The North of the South: The Natural World and the National Imaginary in the Literature of the Upper South (Mercer University Lamar Memorial Lectures) (Paperback)
Over the past generation the Deep South has become the primary focus, and the plantation the predominant site, in southern literary studies. These developments followed academic interest first in postcolonial studies and more recently in globalization studies and conceptions of the Global South.With The North of the South Barbara Ladd turns her attention to the Upper South, exploring the fluidity of regional boundaries in this part of the world. In so doing she argues for greater attention to the impact of its distinctive ecosystems on its literature and points out the complex ways the Upper South's cultural and natural histories are foundational for our national imaginary. Surprisingly, it is Edgar Allan Poe who anchors this study. No longer American literary nationalism's most famous misfit, here he is shown to be remarkably attentive to both the natural and the nationalizing world around him, to have engaged deeply and critically with the environmental and the nationalist vision of Thomas Jefferson. Poe left a legacy of national melancholy around questions of American origins and possible futures discernible in the Souths of Elizabeth Madox Roberts, Cormac McCarthy, and Toni Morrison. In her examination of these cultural aspects of the Upper South, Ladd plumbs the depths of Poe's influence on southern literary studies.
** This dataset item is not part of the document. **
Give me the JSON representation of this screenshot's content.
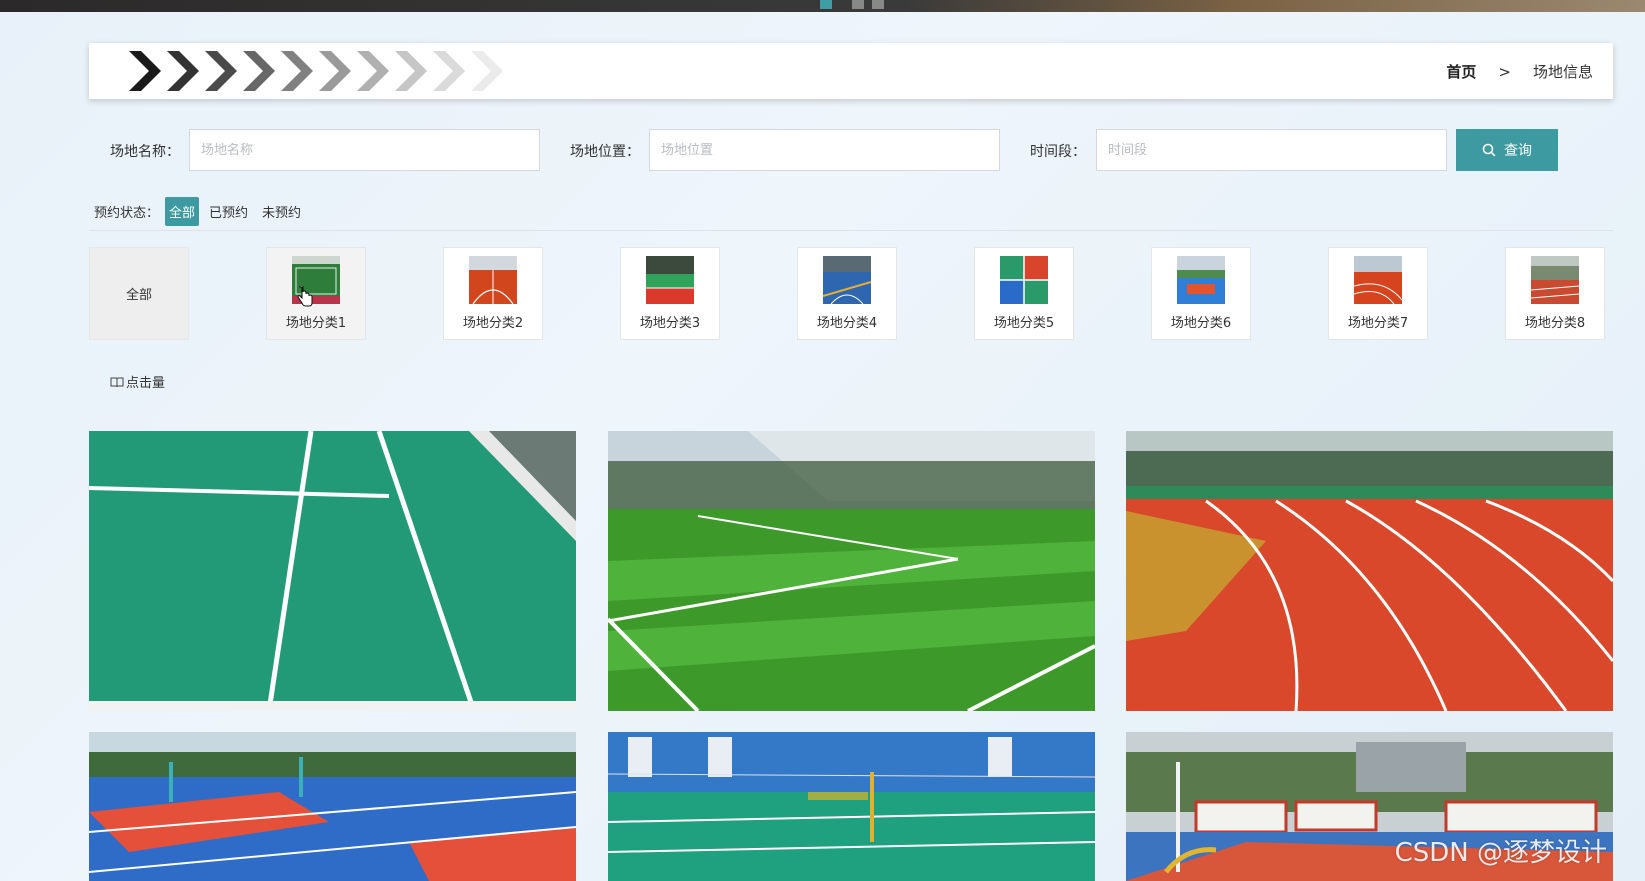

BARBARA LADD is professor of English at Emory University. She is the author of Resisting History: Gender, Modernity, and Authorship in William Faulkner, Zora Neale Hurston, and Eudora Welty and Nationalism and the Color Line in George W. Cable, Mark Twain, and William Faulkner. She is coeditor of The Oxford Handbook of the Literature of the U.S. South.